Yes there is. It’s ours.
“The Star-Spangled Banner” famously starts and ends with a question — the only anthem that does so.
It begins, “Oh, say can you see by the dawn’s early light/What so proudly we hailed at the twilight’s last gleaming?”
And in the version we hear almost daily at ballparks and other venues across the land, the anthem ends, “Oh, say does that star-spangled banner yet wave/O’er the land of the free and the home of the brave?”
The opening question was addressed to the first generations of Americans, those who fought in and lived through the Revolutionary War that gave us our freedom, and the war that secured our independence, the War of 1812.
But the second question is addressed to us, as it has been to every generation since the siege of Fort McHenry two years after the outbreak of the War of 1812 inspired Francis Scott Key to write the words that would become our national anthem.
Almost 200 years later, and 237 years after the signing of the Declaration of Independence that we celebrate today, we are still challenged by the question.
Is the America of 2013 still the land of the free?
Daily, it seems our freedom is under attack at home as well as abroad.

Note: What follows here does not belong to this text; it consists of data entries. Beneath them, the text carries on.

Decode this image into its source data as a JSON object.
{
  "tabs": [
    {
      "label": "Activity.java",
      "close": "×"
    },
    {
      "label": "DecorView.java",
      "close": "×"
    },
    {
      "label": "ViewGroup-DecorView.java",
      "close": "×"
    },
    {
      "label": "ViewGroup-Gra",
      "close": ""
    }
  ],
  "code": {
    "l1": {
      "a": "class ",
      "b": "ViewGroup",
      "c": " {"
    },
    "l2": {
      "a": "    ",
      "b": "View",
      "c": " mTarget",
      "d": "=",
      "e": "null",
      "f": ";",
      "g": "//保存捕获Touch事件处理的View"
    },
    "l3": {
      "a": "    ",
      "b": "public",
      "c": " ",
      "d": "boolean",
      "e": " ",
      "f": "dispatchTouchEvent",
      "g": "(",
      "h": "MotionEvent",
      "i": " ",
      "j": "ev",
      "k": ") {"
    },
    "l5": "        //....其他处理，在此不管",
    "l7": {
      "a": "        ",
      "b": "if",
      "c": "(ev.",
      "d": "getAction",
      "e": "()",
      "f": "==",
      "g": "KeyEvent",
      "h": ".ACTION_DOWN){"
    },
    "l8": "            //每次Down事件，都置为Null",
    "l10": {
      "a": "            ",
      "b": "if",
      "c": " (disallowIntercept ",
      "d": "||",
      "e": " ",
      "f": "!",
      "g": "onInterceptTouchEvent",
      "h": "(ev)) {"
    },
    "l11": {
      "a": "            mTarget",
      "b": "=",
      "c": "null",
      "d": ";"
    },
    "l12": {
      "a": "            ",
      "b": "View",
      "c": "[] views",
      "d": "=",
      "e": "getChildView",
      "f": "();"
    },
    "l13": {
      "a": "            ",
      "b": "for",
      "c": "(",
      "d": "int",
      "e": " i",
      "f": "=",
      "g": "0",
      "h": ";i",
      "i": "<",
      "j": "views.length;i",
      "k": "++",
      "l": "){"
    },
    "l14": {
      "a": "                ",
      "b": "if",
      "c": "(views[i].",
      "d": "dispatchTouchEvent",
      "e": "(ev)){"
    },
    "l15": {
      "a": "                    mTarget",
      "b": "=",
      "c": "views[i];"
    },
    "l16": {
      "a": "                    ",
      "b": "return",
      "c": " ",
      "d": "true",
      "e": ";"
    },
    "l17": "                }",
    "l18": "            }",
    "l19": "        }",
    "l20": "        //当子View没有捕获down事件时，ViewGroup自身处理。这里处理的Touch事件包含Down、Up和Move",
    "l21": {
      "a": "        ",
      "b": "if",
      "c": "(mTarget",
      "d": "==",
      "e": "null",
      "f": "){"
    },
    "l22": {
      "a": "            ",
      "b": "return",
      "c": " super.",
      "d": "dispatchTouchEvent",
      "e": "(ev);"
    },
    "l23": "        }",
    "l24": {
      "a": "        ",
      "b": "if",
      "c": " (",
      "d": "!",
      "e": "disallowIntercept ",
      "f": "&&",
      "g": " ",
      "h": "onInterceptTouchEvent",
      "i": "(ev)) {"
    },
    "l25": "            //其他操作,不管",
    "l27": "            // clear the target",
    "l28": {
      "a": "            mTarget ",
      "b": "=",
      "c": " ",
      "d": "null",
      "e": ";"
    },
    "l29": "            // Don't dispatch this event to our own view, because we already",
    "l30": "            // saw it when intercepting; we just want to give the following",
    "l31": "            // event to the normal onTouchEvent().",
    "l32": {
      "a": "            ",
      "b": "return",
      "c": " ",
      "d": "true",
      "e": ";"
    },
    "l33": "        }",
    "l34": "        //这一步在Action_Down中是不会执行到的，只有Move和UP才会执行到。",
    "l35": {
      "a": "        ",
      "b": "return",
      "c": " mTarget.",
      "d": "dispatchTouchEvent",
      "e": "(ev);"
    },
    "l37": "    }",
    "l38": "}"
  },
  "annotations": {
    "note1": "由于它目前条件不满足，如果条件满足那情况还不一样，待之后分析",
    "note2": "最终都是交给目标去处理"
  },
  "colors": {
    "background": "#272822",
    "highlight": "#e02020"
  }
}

Today, tighter security is in place for the annual Fourth of July Boston Pops concert and fireworks on Boston’s Esplanade in the wake of the terrorist bombing attack on the Boston Marathon. Indeed, as Boston security officials are preparing for that event, Mayor Carolyn Kirk has commissioned an investigation and report by Police Chief Leonard Campanello to determine whether the security measures carried out at this past weekend’s St. Peter’s Fiesta — and the actions of K9 units tied to the Essex County Sheriff’s Department – went too far in confronting and restricting residents and visitors at the St. Peter’s Club and on Rogers Street after Fiesta had closed late Saturday night.